** WORK REQUIRED **
Set the records down again in full, exactly as they are, apart from the images.

** DATASET RECORDS **
■ ■ ■ ■
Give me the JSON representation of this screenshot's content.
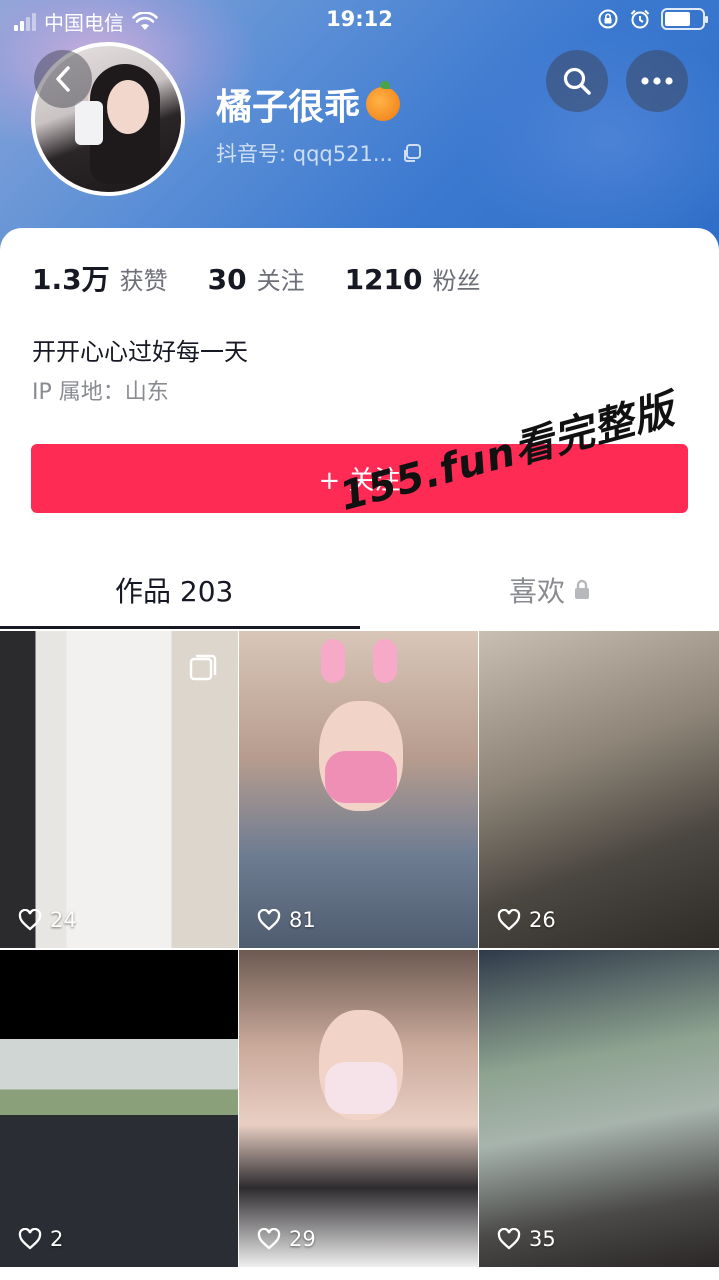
{
  "status_bar": {
    "carrier": "中国电信",
    "time": "19:12"
  },
  "profile": {
    "nickname": "橘子很乖",
    "douyin_id": "抖音号: qqq521...",
    "stats": [
      {
        "value": "1.3万",
        "label": "获赞"
      },
      {
        "value": "30",
        "label": "关注"
      },
      {
        "value": "1210",
        "label": "粉丝"
      }
    ],
    "bio": "开开心心过好每一天",
    "ip_location": "IP 属地：山东"
  },
  "follow_button": {
    "label": "+ 关注"
  },
  "tabs": {
    "works": "作品 203",
    "likes": "喜欢"
  },
  "watermark": "155.fun看完整版",
  "videos": [
    {
      "likes": "24"
    },
    {
      "likes": "81"
    },
    {
      "likes": "26"
    },
    {
      "likes": "2"
    },
    {
      "likes": "29"
    },
    {
      "likes": "35"
    }
  ],
  "colors": {
    "accent": "#fe2c55",
    "banner": "#3b78cf",
    "text_primary": "#161823",
    "text_secondary": "#8a8b91"
  }
}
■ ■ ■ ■
** RESPONSE AREA **
Give me the JSON representation of this screenshot's content.
{
  "status_bar": {
    "carrier": "中国电信",
    "time": "19:12"
  },
  "profile": {
    "nickname": "橘子很乖",
    "douyin_id": "抖音号: qqq521...",
    "stats": [
      {
        "value": "1.3万",
        "label": "获赞"
      },
      {
        "value": "30",
        "label": "关注"
      },
      {
        "value": "1210",
        "label": "粉丝"
      }
    ],
    "bio": "开开心心过好每一天",
    "ip_location": "IP 属地：山东"
  },
  "follow_button": {
    "label": "+ 关注"
  },
  "tabs": {
    "works": "作品 203",
    "likes": "喜欢"
  },
  "watermark": "155.fun看完整版",
  "videos": [
    {
      "likes": "24"
    },
    {
      "likes": "81"
    },
    {
      "likes": "26"
    },
    {
      "likes": "2"
    },
    {
      "likes": "29"
    },
    {
      "likes": "35"
    }
  ],
  "colors": {
    "accent": "#fe2c55",
    "banner": "#3b78cf",
    "text_primary": "#161823",
    "text_secondary": "#8a8b91"
  }
}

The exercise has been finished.